Interface dataset entries

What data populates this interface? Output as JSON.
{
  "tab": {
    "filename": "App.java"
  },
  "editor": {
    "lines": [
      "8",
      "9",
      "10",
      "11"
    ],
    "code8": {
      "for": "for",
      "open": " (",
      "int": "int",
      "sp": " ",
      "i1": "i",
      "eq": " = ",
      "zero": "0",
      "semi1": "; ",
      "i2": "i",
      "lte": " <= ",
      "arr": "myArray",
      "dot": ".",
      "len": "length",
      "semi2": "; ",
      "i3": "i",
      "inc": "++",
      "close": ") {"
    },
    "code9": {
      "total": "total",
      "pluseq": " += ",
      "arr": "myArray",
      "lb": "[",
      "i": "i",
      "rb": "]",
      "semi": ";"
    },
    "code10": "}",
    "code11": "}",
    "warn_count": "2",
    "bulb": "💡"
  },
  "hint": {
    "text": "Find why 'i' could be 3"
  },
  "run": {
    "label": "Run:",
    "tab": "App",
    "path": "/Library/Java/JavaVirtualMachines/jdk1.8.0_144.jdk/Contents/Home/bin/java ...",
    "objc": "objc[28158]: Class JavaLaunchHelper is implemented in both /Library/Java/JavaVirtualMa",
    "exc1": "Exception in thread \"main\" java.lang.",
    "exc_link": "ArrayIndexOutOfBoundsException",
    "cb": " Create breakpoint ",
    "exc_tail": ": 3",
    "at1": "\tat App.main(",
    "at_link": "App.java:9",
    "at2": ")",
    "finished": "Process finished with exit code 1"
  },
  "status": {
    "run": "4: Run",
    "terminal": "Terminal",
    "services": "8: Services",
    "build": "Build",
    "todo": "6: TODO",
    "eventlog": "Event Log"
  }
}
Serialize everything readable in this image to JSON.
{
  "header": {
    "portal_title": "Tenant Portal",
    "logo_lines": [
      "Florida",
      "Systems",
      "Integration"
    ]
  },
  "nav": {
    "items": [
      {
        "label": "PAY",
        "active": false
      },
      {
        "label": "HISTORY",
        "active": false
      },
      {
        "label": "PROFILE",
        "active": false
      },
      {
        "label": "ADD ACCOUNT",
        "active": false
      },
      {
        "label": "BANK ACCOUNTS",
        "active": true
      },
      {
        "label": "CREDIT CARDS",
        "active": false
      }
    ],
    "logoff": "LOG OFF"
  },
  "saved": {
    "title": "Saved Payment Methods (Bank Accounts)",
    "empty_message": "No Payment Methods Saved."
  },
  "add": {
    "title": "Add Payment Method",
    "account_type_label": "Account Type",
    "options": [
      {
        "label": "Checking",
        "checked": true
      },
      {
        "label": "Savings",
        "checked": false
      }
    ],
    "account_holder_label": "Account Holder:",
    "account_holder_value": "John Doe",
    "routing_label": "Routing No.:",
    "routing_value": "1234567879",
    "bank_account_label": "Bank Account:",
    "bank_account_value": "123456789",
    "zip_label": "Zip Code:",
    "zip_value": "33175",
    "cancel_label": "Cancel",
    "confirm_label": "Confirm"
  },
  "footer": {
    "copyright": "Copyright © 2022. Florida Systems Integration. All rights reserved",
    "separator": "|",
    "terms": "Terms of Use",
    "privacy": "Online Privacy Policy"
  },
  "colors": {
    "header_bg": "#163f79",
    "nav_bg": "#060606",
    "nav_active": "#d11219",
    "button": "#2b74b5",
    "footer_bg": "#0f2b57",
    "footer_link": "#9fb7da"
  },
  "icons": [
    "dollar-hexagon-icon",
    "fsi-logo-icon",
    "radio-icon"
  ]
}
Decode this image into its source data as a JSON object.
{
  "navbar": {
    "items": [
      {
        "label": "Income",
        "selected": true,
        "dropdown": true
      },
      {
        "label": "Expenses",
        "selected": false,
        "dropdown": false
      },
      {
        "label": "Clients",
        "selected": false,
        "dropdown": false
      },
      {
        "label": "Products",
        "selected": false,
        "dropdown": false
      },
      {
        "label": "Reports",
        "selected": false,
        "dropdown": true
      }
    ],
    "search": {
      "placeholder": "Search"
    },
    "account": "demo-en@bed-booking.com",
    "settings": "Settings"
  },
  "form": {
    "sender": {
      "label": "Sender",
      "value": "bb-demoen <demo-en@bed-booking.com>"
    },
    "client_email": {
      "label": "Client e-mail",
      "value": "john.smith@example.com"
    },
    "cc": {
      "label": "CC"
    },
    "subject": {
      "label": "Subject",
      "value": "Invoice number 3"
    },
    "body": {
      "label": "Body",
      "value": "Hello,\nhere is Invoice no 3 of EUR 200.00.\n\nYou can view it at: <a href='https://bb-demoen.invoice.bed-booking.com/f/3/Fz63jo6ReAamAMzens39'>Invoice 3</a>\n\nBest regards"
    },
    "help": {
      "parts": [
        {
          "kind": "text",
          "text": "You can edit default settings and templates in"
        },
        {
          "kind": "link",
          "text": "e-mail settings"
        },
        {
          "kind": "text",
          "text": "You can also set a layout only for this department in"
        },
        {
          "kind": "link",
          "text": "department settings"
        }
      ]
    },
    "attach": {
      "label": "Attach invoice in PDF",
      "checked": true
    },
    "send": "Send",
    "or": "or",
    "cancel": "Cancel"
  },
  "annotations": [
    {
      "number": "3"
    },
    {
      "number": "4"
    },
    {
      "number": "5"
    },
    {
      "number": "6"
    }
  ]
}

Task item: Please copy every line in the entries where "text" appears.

Reply to the task:
    "text": "Find why 'i' could be 3"
          "kind": "text",
          "text": "You can edit default settings and templates in"
          "text": "e-mail settings"
          "kind": "text",
          "text": "You can also set a layout only for this department in"
          "text": "department settings"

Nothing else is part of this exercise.